 The use of fair values provides an equitable measure of each partner’s capital interest in the partnership
 The practice of recognizing increases in net assets is not in compliance with GAAP. This approach results
in a marked departure from the historical cost principle.
Bonus Approach (Book Value-GAAP)
 This approach retains the historical cost carrying value.
The following rules are to be observed in relation to valuation of assets and liabilities on dissolution problems:
1. If there is an agreement among partners that revaluation is allowed, then reflect the necessary adjustments
before dissolution.
2. In the absence of an agreement,
a. Revaluation approach- assets and liabilities should be recorded at their fair value; all assets acquired
by the new entity, including goodwill, should be recorded
b. Bonus approach- existing book values should not be adjusted to fair value unless such adjustments
would have been otherwise allowed by GAAP
- Decreases or write-downs in the value of assets may be recognized even though they are not
- Does not prevent the recognition of asset appreciation
Admission of a New Partner
 A new partner can be admitted with the consent of all partners in the business.

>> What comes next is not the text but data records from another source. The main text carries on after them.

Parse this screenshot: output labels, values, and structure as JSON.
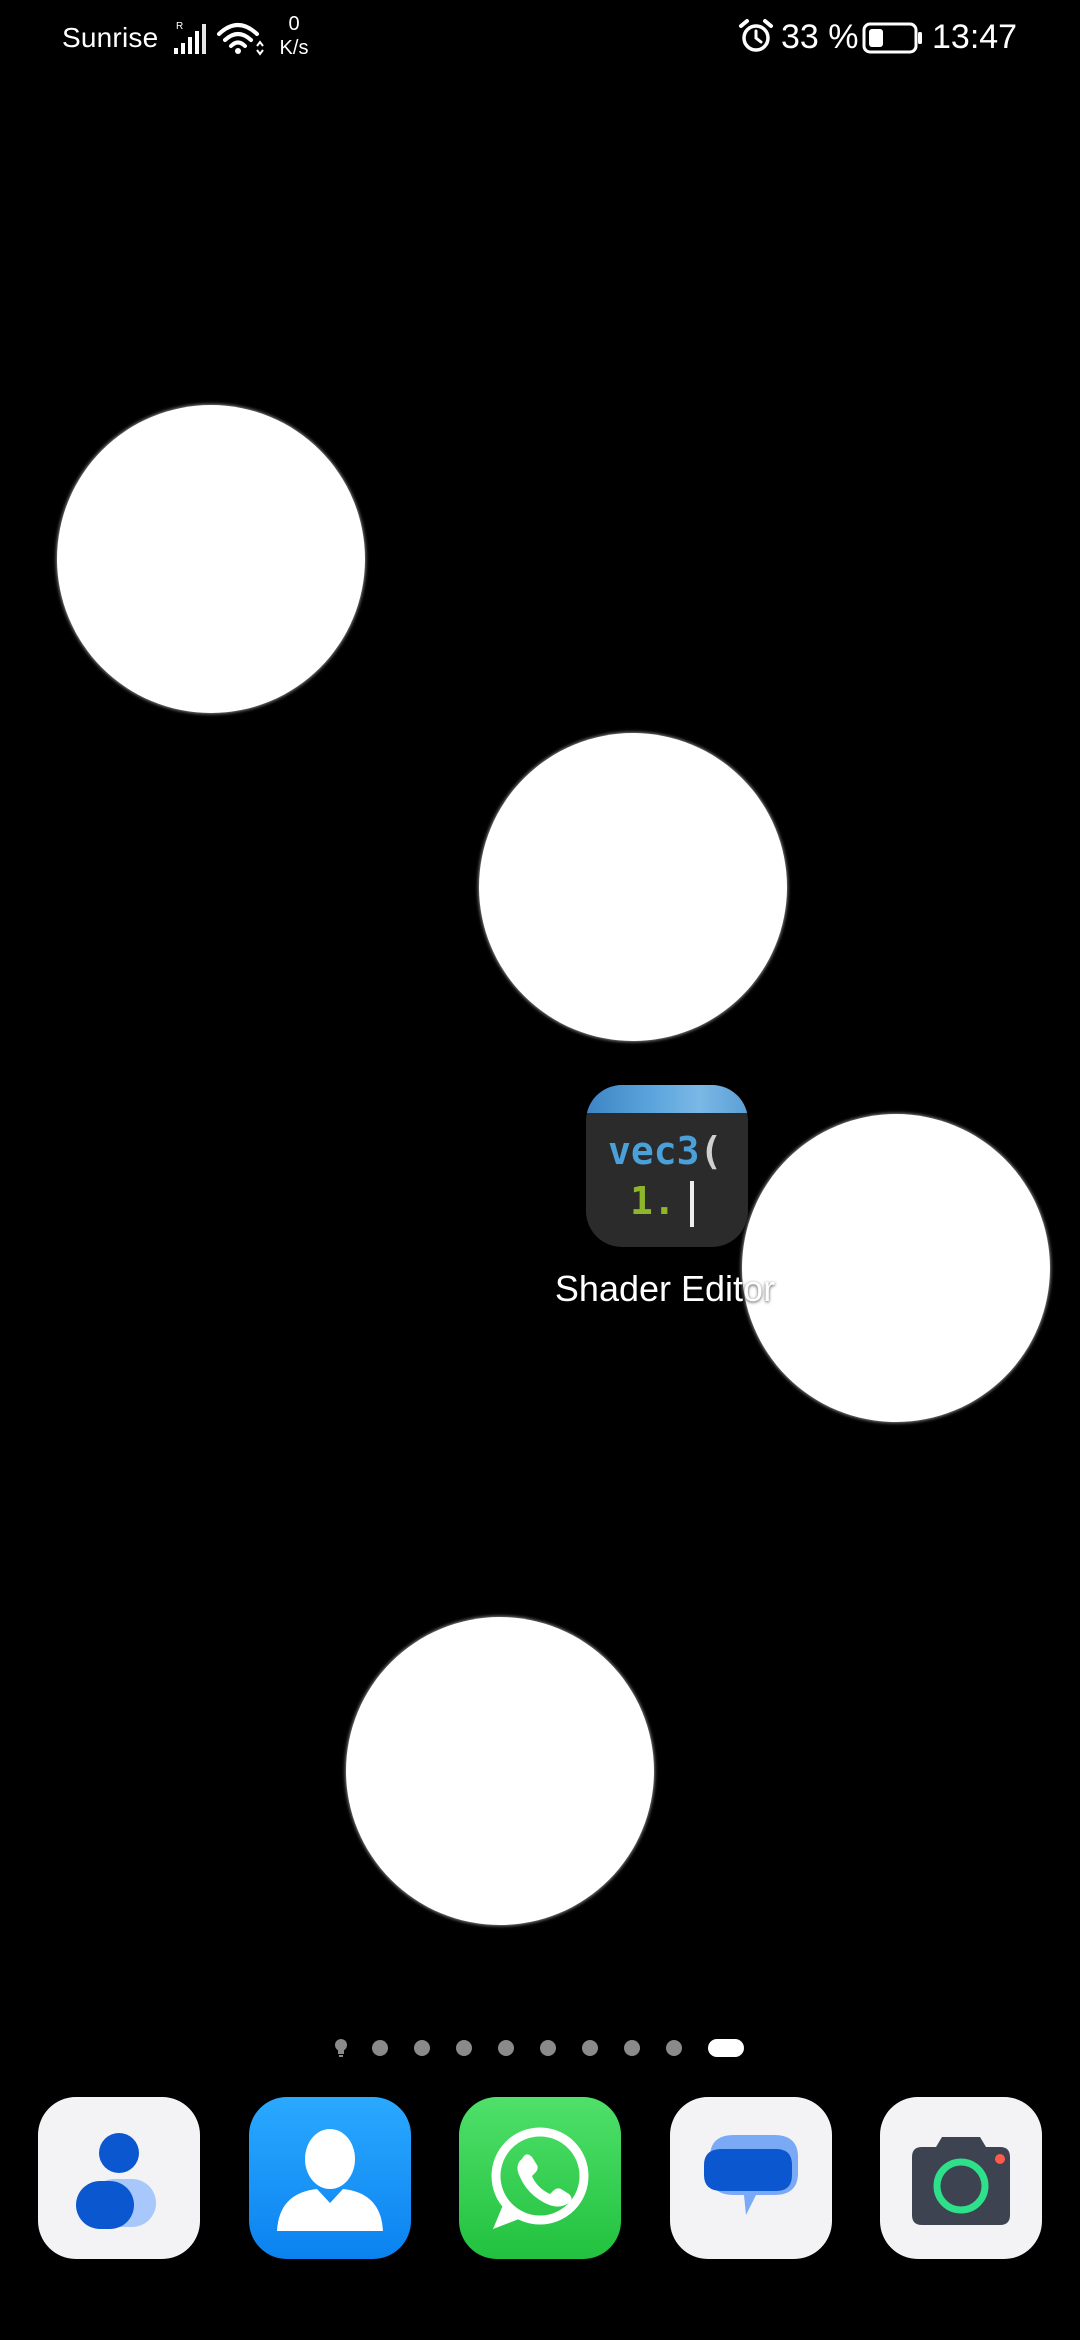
{
  "status_bar": {
    "carrier": "Sunrise",
    "signal_roaming_mark": "R",
    "net_speed_value": "0",
    "net_speed_unit": "K/s",
    "battery_percent": "33 %",
    "battery_level": 0.33,
    "time": "13:47",
    "icons": [
      "signal-icon",
      "wifi-icon",
      "alarm-icon",
      "battery-icon"
    ]
  },
  "home": {
    "apps": [
      {
        "label": "Shader Editor",
        "icon": "shader-editor-icon",
        "icon_text_line1": "vec3(",
        "icon_text_line2": "1."
      }
    ],
    "wallpaper": {
      "background": "#000000",
      "circle_color": "#ffffff",
      "circle_count": 4
    },
    "pages": {
      "count": 9,
      "current": 9,
      "leading_icon": "bulb-icon"
    }
  },
  "dock": {
    "apps": [
      {
        "name": "Contacts (Google)",
        "icon": "contacts-person-icon"
      },
      {
        "name": "Contacts",
        "icon": "contact-silhouette-icon"
      },
      {
        "name": "WhatsApp",
        "icon": "whatsapp-icon"
      },
      {
        "name": "Messages",
        "icon": "messages-icon"
      },
      {
        "name": "Camera",
        "icon": "camera-icon"
      }
    ]
  },
  "colors": {
    "accent_blue": "#0b82f0",
    "whatsapp_green": "#22c13f",
    "messages_blue": "#4d8bf0",
    "camera_ring": "#2ee08a",
    "page_dot": "#8a8a8a"
  }
}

This leads to the formation
of a new partnership and a dissolution of the previous one.
 A partnership agreement is binding only when the relationship between the original parties to the
agreement remains unchanged.
 The purchase of interest from one or more of the existing partners is a personal transaction between the
incoming partner and the selling partner/s. No additional money or properties are invested in the
partnership. The only entry made transfers an amount from the selling partner’s capital account to the new
partner’s capital account.
Comparison of Book Value and Revaluation Approach
 Both approaches will yield the same results if:
1. The new partner’s P/L sharing ratio must be equal to his/her capital interest
2. The old partners continue to share P/L between themselves in the original ratio
 Both approaches will not yield the same results if the incoming partner’s share in P/L is not identical with
the percentage interest allowed in assets. Therefore, the selection process for the new partner should be:
1. Prefer book value approach if P/L interest > Capital interest
2. Prefer revaluation approach if P/L interest < Capital interest
In admission by investment, any gain or loss recognized on sales subsequent to recording the admission
will be allocated on the basis of the new profit and loss ratio.